Onward

It is often attributed to Lenin the saying that there are decades in which nothing happens, and then there are weeks in which decades do happen. Probably it is too soon to say decades did happen in the last few weeks. Maybe a coronavirus vaccine will come along, and people will pretend nothing happened, back to business. Or perhaps no vaccine comes, and many will still pretend nothing happens — a dark possibility already being played out in many corners of the earth.

I also find it too soon to express what I felt during this pandemic. In the past month, one foot already outside the door, one foot in, I have mostly appreciated how bizarre what we used to call a normal life actually was.

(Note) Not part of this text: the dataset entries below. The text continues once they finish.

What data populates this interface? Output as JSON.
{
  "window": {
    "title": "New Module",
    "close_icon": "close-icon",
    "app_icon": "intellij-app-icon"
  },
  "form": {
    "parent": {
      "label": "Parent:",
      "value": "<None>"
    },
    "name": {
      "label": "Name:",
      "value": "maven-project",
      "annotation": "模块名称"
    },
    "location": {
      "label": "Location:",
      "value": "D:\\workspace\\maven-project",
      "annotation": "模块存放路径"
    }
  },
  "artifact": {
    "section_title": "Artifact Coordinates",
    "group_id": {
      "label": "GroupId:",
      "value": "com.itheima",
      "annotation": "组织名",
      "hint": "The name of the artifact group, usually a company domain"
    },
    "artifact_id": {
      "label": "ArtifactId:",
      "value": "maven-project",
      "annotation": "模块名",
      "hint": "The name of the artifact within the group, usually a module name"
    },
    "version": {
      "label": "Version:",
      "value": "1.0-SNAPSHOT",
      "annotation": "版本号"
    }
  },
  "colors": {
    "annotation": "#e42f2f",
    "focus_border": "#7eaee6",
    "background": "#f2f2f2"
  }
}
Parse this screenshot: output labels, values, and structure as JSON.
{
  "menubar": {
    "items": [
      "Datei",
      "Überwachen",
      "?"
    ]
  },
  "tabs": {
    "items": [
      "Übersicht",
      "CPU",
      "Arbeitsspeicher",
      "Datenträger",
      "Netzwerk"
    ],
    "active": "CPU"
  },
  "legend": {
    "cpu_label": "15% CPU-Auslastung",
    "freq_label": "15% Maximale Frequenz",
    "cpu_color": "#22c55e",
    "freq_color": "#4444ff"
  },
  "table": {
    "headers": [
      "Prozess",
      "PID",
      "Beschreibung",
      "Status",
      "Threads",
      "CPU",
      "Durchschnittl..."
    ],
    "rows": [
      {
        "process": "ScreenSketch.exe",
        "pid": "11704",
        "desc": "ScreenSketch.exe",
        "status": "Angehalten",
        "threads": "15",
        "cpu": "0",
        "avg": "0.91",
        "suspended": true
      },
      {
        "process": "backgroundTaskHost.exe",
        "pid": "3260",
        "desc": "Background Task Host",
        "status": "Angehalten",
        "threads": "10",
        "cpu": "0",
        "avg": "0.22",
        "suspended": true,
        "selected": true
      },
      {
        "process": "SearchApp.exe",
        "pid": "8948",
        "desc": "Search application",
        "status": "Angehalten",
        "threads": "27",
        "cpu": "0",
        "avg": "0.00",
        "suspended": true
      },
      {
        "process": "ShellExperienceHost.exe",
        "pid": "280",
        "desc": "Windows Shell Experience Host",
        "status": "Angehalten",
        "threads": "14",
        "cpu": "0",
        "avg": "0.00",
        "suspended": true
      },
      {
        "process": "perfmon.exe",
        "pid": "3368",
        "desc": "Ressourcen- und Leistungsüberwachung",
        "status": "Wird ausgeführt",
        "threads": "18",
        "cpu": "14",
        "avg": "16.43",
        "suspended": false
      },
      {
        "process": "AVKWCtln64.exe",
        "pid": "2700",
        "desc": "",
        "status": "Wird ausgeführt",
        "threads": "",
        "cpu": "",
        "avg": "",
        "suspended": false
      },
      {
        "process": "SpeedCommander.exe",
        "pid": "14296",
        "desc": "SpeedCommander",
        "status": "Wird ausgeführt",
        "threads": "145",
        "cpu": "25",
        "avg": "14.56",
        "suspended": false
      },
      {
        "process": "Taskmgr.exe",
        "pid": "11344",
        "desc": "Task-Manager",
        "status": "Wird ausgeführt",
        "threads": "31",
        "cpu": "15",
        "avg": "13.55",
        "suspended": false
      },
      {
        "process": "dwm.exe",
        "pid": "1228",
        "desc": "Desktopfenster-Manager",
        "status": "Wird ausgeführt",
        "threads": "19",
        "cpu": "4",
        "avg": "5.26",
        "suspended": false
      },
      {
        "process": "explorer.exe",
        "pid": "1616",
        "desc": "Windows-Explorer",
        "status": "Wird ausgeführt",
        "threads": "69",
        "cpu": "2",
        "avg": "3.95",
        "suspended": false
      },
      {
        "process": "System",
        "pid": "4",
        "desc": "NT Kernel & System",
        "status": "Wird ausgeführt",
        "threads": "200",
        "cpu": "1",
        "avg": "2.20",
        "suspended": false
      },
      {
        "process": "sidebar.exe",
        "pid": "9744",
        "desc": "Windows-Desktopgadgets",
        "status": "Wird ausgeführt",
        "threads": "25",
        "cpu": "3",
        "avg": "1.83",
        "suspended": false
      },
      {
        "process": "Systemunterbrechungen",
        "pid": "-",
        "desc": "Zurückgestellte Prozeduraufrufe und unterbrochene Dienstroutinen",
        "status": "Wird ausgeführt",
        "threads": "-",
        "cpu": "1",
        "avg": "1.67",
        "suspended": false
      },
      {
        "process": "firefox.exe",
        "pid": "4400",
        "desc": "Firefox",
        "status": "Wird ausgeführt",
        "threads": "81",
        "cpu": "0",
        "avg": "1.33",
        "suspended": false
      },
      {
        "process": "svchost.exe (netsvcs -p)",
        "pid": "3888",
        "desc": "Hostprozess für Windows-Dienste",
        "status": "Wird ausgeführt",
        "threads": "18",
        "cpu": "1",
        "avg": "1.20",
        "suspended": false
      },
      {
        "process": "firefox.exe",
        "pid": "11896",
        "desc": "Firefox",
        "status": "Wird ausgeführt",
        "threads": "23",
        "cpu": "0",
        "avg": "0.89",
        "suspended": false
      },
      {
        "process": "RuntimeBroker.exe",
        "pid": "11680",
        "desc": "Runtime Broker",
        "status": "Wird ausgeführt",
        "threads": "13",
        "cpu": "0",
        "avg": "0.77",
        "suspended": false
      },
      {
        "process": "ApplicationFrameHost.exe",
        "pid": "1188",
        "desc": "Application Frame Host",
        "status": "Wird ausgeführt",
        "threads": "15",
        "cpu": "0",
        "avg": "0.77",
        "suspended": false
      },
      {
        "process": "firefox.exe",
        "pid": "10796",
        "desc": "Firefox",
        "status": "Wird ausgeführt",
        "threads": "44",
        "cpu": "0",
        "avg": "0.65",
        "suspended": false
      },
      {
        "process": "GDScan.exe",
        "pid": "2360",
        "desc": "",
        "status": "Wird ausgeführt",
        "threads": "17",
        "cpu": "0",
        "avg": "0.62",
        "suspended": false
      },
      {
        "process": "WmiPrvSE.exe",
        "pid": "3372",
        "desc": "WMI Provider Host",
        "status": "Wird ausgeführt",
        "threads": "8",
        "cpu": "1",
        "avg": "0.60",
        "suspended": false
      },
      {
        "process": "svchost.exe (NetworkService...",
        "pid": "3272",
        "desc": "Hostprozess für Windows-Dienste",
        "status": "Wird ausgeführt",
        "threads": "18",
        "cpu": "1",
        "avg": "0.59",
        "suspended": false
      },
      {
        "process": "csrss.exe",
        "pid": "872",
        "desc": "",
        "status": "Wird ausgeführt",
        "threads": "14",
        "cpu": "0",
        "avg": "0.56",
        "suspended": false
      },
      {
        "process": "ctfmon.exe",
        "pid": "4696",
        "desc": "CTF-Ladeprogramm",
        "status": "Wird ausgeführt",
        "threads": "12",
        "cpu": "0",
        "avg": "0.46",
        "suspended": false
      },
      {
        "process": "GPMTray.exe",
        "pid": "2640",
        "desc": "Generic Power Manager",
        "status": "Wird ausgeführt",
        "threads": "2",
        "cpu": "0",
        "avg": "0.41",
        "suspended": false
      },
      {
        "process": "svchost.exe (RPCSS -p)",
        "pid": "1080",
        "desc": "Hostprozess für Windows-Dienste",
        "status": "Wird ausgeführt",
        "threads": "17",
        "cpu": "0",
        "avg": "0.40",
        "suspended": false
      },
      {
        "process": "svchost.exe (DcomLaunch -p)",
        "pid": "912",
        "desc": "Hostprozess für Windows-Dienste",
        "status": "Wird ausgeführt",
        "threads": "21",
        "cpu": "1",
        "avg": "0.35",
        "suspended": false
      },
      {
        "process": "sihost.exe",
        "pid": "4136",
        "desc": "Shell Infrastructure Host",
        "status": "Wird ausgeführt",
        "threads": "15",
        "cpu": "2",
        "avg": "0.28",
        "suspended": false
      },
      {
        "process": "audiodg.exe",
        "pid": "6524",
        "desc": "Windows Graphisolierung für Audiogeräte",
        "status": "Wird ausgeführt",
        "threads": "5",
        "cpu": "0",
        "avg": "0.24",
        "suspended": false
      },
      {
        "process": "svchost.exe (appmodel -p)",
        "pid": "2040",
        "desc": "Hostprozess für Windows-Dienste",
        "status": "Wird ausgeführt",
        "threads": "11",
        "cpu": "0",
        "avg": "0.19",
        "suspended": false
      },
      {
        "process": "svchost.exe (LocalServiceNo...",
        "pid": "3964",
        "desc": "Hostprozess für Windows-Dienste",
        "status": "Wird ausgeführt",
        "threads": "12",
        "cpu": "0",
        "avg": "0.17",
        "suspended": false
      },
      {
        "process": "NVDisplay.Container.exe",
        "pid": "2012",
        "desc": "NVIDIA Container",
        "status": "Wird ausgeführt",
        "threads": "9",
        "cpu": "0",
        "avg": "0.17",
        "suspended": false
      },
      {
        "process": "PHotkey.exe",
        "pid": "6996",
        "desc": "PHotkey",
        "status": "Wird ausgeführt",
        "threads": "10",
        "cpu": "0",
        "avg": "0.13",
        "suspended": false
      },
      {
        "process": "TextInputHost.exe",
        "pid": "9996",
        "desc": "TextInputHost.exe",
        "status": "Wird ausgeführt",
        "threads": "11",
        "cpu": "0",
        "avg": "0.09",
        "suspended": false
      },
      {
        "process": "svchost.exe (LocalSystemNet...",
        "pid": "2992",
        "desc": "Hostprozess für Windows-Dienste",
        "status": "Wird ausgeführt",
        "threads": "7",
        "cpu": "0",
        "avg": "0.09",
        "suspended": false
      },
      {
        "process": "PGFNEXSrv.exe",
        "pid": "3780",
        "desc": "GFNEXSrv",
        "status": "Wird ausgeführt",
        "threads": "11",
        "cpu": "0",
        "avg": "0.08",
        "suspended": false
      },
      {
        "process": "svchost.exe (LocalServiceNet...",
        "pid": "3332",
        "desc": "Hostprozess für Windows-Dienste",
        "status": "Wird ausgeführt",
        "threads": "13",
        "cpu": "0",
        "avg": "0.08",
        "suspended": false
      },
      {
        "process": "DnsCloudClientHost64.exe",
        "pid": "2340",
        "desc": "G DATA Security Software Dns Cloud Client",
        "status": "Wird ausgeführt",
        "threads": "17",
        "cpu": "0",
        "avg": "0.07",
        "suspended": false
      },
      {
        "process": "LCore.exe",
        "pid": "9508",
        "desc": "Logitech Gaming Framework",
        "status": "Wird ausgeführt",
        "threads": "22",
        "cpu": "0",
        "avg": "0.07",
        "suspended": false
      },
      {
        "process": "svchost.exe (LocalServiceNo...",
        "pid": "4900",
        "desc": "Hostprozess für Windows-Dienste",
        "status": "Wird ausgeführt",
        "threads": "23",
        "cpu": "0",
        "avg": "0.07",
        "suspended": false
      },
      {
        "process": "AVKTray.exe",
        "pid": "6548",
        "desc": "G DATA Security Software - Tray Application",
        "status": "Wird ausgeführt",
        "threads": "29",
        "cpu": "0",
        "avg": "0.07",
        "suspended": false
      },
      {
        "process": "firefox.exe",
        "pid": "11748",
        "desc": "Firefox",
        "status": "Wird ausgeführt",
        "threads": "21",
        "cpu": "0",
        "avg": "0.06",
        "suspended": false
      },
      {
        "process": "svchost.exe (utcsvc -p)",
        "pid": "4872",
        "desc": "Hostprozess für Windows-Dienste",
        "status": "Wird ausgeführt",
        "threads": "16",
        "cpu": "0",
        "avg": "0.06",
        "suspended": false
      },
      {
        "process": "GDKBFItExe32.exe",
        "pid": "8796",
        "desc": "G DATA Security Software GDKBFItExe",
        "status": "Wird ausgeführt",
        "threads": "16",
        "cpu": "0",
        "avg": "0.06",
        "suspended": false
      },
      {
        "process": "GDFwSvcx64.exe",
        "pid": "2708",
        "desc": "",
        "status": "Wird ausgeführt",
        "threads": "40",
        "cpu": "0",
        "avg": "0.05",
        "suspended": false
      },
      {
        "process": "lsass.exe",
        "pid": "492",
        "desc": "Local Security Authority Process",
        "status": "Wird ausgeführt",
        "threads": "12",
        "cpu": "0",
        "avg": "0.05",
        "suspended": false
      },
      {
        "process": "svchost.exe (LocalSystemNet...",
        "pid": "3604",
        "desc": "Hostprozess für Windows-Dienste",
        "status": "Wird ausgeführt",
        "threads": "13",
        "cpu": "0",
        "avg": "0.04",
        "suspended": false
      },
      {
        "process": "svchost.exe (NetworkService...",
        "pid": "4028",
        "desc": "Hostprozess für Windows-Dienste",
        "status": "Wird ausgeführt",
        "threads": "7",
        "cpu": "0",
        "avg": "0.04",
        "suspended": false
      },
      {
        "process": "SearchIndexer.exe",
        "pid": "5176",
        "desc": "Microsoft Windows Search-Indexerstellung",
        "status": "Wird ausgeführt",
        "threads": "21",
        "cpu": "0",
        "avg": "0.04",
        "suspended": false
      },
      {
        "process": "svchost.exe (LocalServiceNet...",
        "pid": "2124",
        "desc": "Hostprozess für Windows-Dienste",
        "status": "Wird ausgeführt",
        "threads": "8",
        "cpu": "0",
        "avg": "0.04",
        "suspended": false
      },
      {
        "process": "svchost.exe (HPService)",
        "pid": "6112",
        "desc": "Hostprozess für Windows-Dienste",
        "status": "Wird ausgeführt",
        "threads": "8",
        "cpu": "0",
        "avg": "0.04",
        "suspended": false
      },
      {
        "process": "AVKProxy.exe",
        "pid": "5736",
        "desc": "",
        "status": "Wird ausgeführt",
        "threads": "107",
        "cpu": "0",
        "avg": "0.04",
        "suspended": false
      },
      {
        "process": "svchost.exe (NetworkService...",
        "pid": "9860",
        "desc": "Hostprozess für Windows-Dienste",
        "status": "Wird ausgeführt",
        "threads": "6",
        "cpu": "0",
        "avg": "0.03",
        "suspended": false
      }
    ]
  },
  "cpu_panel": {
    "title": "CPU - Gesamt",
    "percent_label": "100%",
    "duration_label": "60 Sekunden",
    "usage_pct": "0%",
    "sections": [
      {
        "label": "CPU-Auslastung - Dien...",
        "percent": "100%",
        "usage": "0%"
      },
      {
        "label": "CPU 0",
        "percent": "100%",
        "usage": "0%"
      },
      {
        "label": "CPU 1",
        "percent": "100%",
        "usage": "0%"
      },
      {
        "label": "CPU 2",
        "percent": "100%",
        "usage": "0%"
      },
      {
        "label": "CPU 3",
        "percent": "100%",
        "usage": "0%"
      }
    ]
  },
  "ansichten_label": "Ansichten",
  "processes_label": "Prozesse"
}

Going into lockdown, I took notes and documented those early days. Three months later, my notes read like lousy sci-fi, except it is all true — a time outside of regular time. So maybe we should cancel the timeline altogether and reset the calendar at year 3020 or 20C0 or a number even weirder when we get to a point in which we can find ourselves in a society with a modicum of predictability in the future. If we ever.

Halfway throughout my confinement, I found the Warp Earth Catalog newsletter. The first playlist had this track by Can, Future Days. Listening to it made me feel optimistic about this massive opportunity for rethinking.

Maybe I will articulate what I am thinking in future weblog posts; perhaps I will not. I've become wary of how there are too many opinions already! I will be parsimonious as to be worth your attention (or at least point you to some great music). I decided it was time for a new site. I deleted nearly all old weblog posts, remnants of an uninteresting and too long a past, thoroughly 404'ed, keeping only some of my portfolios and curricula. I also dialed my social media presence way down. I want that brand-new notebook feeling, and I need focus.

Here we go.

A new decade

I remember how the 2010s started. I left a party at a friend's house in the early morning, about 6 or 7am. I turned the first corner to the metro station and heard a horn. I looked, and there was this silver Volkswagen waiting in the traffic lights. The window was down, and the anonymous driver thrust his middle finger at me. Just a fraction of a second, as he drove off, burning rubber.

That certainly set a theme. The sort of thing that kept on happening throughout the decade: austerity, precarity, fascism in politics, egotism in persons. Still, many good things also happened. And many of those good and bad things now seem like they happened a long time ago. Such is the nature of time when getting older, I guess.

Anyway. Taking stock of the whole year — the good things, the bad things, then the books, the music, the TV shows, the movies... I'm no longer having fun. I got tired of the idea before even considering it. Just because I happen to have this blog, I felt like I should write some kind of retrospective on the whole decade. And that's too much, and I won't do it. A guy like Jason Kottke still has that will and that discipline — besides having to meet the expectations of patrons —, and that's why he's successful: go read his best of the best of the best listicle post if that's what you came here for.

I will do something else. I am pronouncing this website as in maintenance, as I cannot be bothered by it. Whatever is automatic will be updated (Instagram photos and Pocket favorites routed to Twitter), whatever is not... Well, then it won't. And whenever I finish writing my Ph.D., hopefully over the next few months, then maybe I'll bring over a mop and some Sonasol and clean up this unwieldy mess of a website.

Have a great New Year!

I know: we can't even agree on whether the new decade starts 2020 or 2021. Yes, years are ordinals, so a 'mathematical decade' starts in 2021. But a far more practical 'linguistic decade' — the _twenties_ — should cover 2020. It would be absurd to leave out the year the decade is named after. So. There.